How do you protect your relationship with Grey in the midst of all the demands of her siblings?
Every day, I try to take her outside for time alone with her. I’ve also realized I can let a baby cry and spend five minutes reading to her. It will not hurt the baby. I’m trying to let her make more decisions — like what she wants to wear, or what baby she wants to change. She loves the babies and likes to help change them. The other day, one of the boys squirted her right as she was changing him. It was hysterical. Often if she hears one cry, she’ll respond, “Oh, Mimi, you are fine. I am right here.” She recognizes each cry and can tell you exactly who it is and what they need. (Typical bossy older sister!) I’ve learned to relax and not worry if things aren’t done right. It’s okay. On weekends, McLean and I tag-team with Grey for special outings with just her.
How do you and your husband ever find time together? How do you keep your marriage intact?
Honestly, it’s hard to get out alone. It can take three sitters! We’ve probably had five dates since they were born. But we have tried to keep each other as a priority. On weekends, we take turns in the mornings so each of us can have a break, and then we spend couple time together during afternoon naptime. The biggest thing has been that we are growing in learning new ways to help each other. We have to do this together. So if I sense he’s about to “lose it,” I tell him to go for a run or take a night off and go out with the guys.

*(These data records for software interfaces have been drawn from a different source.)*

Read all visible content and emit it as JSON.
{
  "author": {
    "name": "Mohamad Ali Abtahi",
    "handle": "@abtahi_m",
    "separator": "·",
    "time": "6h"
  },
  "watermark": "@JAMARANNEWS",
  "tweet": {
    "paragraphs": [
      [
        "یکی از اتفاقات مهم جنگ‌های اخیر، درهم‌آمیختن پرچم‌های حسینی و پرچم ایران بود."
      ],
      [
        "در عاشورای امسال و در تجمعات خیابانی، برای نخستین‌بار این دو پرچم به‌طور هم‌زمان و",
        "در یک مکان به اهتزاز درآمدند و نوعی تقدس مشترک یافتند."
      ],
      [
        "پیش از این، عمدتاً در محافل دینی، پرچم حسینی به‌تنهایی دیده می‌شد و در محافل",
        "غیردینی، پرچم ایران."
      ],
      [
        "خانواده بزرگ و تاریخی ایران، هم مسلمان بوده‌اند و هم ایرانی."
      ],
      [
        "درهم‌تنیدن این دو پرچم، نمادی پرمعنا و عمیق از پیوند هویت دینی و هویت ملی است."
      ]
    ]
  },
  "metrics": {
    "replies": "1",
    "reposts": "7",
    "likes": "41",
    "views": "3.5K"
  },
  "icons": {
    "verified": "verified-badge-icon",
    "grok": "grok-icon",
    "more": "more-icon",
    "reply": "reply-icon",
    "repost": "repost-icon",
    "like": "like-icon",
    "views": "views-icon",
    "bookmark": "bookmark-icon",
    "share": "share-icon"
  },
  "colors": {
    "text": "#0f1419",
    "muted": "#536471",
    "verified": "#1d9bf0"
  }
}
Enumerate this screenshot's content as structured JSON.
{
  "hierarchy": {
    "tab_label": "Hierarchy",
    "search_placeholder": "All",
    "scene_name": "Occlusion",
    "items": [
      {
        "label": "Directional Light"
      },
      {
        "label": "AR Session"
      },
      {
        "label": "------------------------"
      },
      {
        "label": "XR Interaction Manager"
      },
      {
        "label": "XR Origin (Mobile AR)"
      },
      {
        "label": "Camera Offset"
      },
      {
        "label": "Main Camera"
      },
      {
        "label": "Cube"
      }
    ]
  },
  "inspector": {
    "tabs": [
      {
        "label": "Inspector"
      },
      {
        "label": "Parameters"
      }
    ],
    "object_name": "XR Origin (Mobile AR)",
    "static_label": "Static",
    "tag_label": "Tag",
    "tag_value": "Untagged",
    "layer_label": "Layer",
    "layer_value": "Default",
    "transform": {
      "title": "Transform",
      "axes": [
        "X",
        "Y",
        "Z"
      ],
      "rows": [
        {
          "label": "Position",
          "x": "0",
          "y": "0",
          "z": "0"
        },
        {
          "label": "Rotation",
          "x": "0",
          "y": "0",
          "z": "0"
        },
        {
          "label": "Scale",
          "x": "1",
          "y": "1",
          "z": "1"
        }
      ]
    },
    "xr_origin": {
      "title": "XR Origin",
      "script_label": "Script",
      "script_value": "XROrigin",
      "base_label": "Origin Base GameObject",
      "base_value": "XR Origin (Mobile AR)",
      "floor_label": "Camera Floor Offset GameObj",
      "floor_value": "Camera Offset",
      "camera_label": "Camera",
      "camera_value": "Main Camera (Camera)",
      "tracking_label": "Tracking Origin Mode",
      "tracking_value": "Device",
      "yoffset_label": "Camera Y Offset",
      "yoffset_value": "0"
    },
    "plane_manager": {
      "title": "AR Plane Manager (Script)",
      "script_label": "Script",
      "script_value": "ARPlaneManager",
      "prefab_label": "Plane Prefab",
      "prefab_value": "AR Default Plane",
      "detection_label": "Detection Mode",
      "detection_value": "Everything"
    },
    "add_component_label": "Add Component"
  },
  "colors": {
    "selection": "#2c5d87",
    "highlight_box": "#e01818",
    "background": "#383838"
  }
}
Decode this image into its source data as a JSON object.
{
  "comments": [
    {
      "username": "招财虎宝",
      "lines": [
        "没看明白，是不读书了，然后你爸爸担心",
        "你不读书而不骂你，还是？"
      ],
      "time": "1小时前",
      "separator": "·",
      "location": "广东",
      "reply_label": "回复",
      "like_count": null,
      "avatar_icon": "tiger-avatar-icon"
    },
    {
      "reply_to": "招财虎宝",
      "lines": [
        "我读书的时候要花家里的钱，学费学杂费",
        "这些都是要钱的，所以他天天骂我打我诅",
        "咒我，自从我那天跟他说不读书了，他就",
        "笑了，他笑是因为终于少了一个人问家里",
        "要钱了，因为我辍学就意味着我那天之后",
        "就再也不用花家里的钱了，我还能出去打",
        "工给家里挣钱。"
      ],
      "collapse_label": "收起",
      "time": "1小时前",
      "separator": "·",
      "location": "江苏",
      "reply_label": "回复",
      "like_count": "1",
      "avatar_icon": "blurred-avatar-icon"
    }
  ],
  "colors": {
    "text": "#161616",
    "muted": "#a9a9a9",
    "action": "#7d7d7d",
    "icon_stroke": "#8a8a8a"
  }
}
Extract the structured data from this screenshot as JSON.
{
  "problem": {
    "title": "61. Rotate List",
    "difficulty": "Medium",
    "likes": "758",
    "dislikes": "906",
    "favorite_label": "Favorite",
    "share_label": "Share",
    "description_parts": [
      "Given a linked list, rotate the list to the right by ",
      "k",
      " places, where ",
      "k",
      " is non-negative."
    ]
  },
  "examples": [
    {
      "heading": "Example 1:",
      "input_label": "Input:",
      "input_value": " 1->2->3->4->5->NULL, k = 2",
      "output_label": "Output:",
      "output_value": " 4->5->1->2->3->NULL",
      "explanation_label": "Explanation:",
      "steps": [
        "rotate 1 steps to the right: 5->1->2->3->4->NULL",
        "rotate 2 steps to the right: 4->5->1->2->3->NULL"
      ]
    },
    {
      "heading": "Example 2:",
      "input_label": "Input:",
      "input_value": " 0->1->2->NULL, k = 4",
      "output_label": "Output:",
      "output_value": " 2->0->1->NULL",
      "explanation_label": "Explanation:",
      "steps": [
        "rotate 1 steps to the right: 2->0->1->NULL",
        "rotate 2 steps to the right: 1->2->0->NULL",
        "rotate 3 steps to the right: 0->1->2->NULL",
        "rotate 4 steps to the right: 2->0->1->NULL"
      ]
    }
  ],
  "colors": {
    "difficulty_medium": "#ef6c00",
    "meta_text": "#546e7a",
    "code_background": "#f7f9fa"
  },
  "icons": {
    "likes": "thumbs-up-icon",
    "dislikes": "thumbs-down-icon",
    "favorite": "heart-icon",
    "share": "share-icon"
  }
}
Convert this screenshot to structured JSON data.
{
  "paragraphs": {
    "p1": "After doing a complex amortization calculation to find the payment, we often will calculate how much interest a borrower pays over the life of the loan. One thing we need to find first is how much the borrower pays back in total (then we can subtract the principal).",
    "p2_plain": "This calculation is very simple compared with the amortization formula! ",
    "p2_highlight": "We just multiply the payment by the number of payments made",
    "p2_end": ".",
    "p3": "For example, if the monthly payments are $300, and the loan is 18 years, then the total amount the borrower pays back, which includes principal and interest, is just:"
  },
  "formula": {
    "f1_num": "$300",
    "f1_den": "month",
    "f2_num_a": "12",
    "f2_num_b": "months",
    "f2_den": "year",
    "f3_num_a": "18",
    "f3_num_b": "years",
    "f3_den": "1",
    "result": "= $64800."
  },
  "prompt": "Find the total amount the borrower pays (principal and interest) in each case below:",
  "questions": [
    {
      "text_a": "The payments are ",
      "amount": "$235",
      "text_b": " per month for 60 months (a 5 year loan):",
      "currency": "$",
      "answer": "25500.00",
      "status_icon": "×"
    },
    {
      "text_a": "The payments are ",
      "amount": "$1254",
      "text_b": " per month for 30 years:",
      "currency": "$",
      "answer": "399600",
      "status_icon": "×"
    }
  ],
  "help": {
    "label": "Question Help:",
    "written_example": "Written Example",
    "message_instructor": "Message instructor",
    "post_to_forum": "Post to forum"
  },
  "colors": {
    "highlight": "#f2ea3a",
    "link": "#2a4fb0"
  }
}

He does the same with me. Now we have to live what we used to talk about marriage-wise; we have no choice! But the blessing is that it’s taking us deeper. It’s refining our relationship. And we’re helping each other become the best at what we do now. This is almost more valuable than going out on a date. It’s real life. We have to keep talking constantly about how to love and protect one another, even in the middle of chaos.
What are some things you are learning from the Lord?
I’m not in control! He has purpose for everything. Life is easier when it’s what you expected or if it’s what makes sense. But it’s harder to see the purpose when it’s not expected. I have to remember that God is sovereign; He’s intentional. He has had this plan since I was born. He has been preparing me my whole life to do this. I’m learning to give grace to myself and McLean more. I can’t do everything or respond in the way I want to and neither can he. I’m learning to let go of wanting life to be what I want it to be like, especially in the little things. And I’m learning in deeper ways that it is faith and family that really matter.
What have been some funny things that have happened recently?
Some of the funniest things happen when we go on walks. If a car goes by, it often stops and reverses, and the driver stares in amazement! It’s not unusual for people to ask if they can take our picture! Just this week, a woman at a park came up to us and, pointing to the babies in their stroller, exclaimed, “Are those for real?” “Yes,” we replied. “We had quadruplets six months ago.” “You mean you got three babies?” “Well, actually we had four babies.”
Listening to Grey talk to the babies always makes us laugh. Recently we heard her say to one of the crying boys (in her little toddler voice), “You’ll be alright. Your bottle is coming soon.”
Watching them interact as their individual personalities become more evident is also hysterical. We might see Fitz sucking on Yates’s hand or Mimi trying to climb over Mac. I’ve noticed that two of them are more laidback at meal time and two are greedy, so I feed a greedy one and a laidback one at the same time and watch them watching each other.
We try to laugh a lot. It’s easy to forget to do this when things get monotonous and exhausting. Having others visit who laugh at our household is a big help. We try to remember that this is a short season, and we don’t want to miss anything!